# EXERCISE OBJECTIVE
Make a verbatim copy of all the records. Skip every image.

# MATERIALS PROVIDED
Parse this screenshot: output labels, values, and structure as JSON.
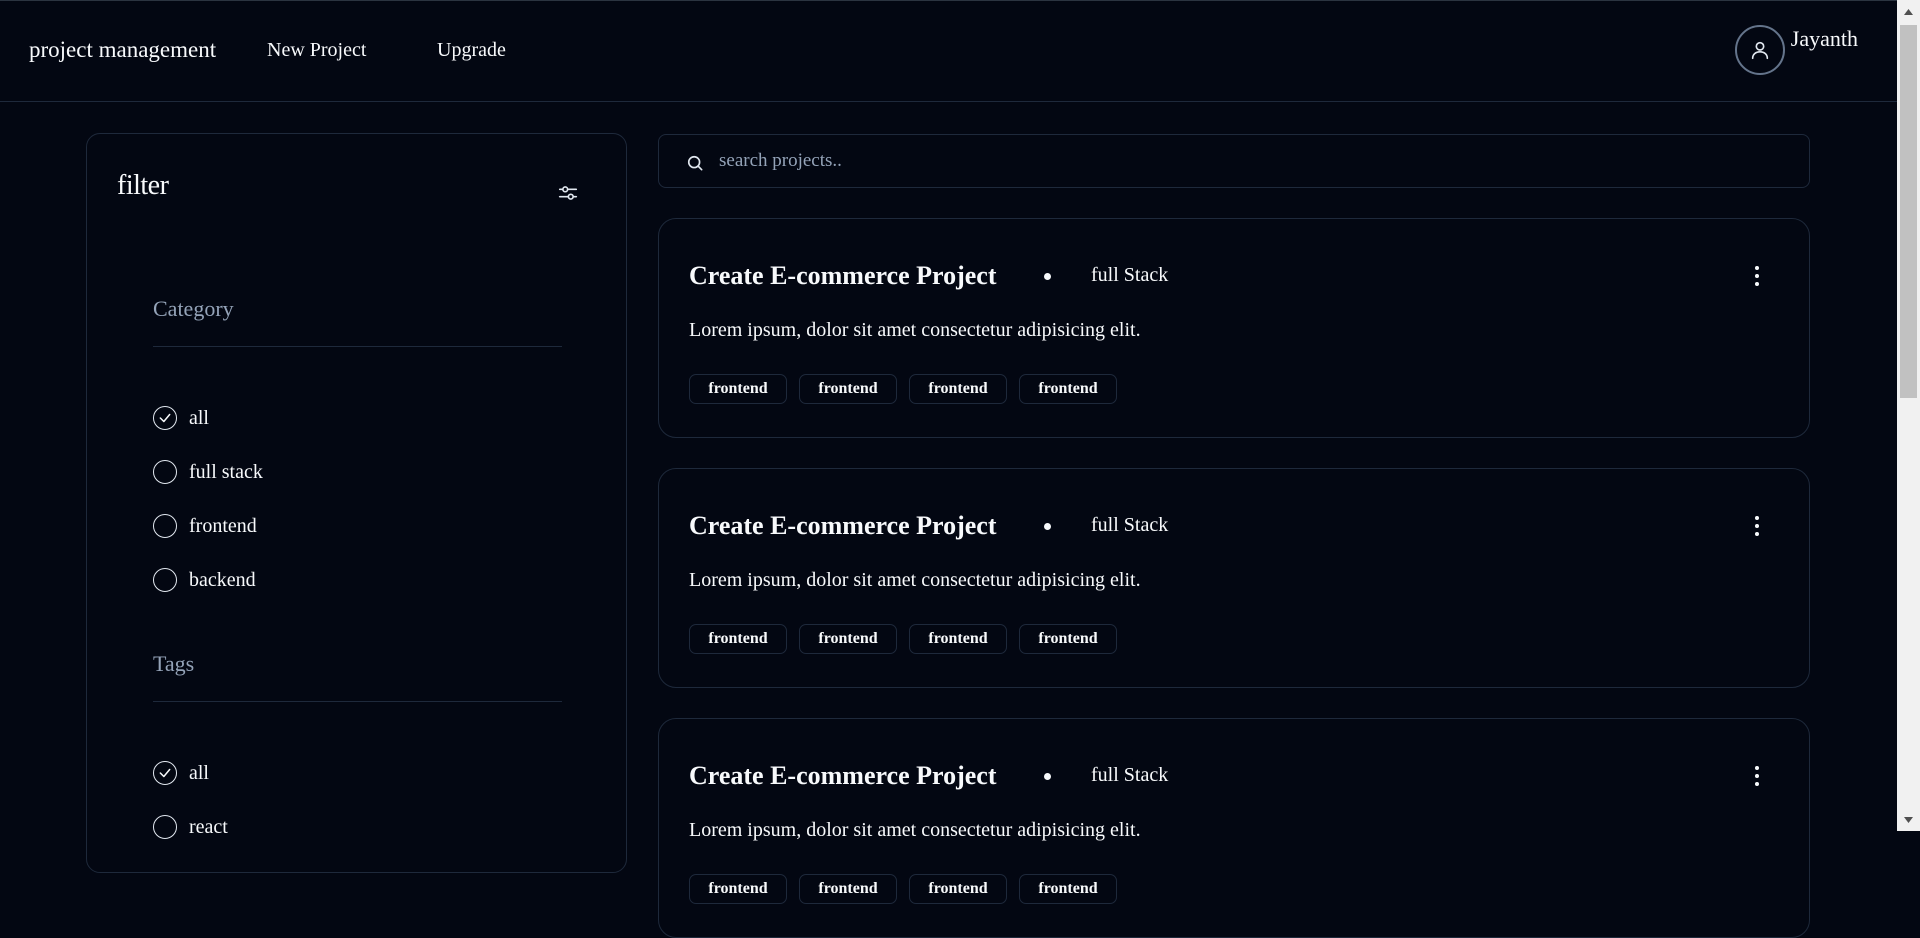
{
  "header": {
    "brand": "project management",
    "nav": [
      {
        "label": "New Project"
      },
      {
        "label": "Upgrade"
      }
    ],
    "user": {
      "name": "Jayanth",
      "icon": "user-icon"
    }
  },
  "filter": {
    "title": "filter",
    "icon": "sliders-icon",
    "category": {
      "title": "Category",
      "options": [
        {
          "label": "all",
          "selected": true
        },
        {
          "label": "full stack",
          "selected": false
        },
        {
          "label": "frontend",
          "selected": false
        },
        {
          "label": "backend",
          "selected": false
        }
      ]
    },
    "tags": {
      "title": "Tags",
      "options": [
        {
          "label": "all",
          "selected": true
        },
        {
          "label": "react",
          "selected": false
        }
      ]
    }
  },
  "search": {
    "placeholder": "search projects..",
    "value": "",
    "icon": "search-icon"
  },
  "projects": [
    {
      "title": "Create E-commerce Project",
      "category": "full Stack",
      "description": "Lorem ipsum, dolor sit amet consectetur adipisicing elit.",
      "tags": [
        "frontend",
        "frontend",
        "frontend",
        "frontend"
      ]
    },
    {
      "title": "Create E-commerce Project",
      "category": "full Stack",
      "description": "Lorem ipsum, dolor sit amet consectetur adipisicing elit.",
      "tags": [
        "frontend",
        "frontend",
        "frontend",
        "frontend"
      ]
    },
    {
      "title": "Create E-commerce Project",
      "category": "full Stack",
      "description": "Lorem ipsum, dolor sit amet consectetur adipisicing elit.",
      "tags": [
        "frontend",
        "frontend",
        "frontend",
        "frontend"
      ]
    }
  ],
  "colors": {
    "background": "#030712",
    "border": "#1e293b",
    "muted": "#94a3b8",
    "text": "#f8fafc"
  }
}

# RESPONSE TO THE EXERCISE
Parse this screenshot: output labels, values, and structure as JSON.
{
  "header": {
    "brand": "project management",
    "nav": [
      {
        "label": "New Project"
      },
      {
        "label": "Upgrade"
      }
    ],
    "user": {
      "name": "Jayanth",
      "icon": "user-icon"
    }
  },
  "filter": {
    "title": "filter",
    "icon": "sliders-icon",
    "category": {
      "title": "Category",
      "options": [
        {
          "label": "all",
          "selected": true
        },
        {
          "label": "full stack",
          "selected": false
        },
        {
          "label": "frontend",
          "selected": false
        },
        {
          "label": "backend",
          "selected": false
        }
      ]
    },
    "tags": {
      "title": "Tags",
      "options": [
        {
          "label": "all",
          "selected": true
        },
        {
          "label": "react",
          "selected": false
        }
      ]
    }
  },
  "search": {
    "placeholder": "search projects..",
    "value": "",
    "icon": "search-icon"
  },
  "projects": [
    {
      "title": "Create E-commerce Project",
      "category": "full Stack",
      "description": "Lorem ipsum, dolor sit amet consectetur adipisicing elit.",
      "tags": [
        "frontend",
        "frontend",
        "frontend",
        "frontend"
      ]
    },
    {
      "title": "Create E-commerce Project",
      "category": "full Stack",
      "description": "Lorem ipsum, dolor sit amet consectetur adipisicing elit.",
      "tags": [
        "frontend",
        "frontend",
        "frontend",
        "frontend"
      ]
    },
    {
      "title": "Create E-commerce Project",
      "category": "full Stack",
      "description": "Lorem ipsum, dolor sit amet consectetur adipisicing elit.",
      "tags": [
        "frontend",
        "frontend",
        "frontend",
        "frontend"
      ]
    }
  ],
  "colors": {
    "background": "#030712",
    "border": "#1e293b",
    "muted": "#94a3b8",
    "text": "#f8fafc"
  }
}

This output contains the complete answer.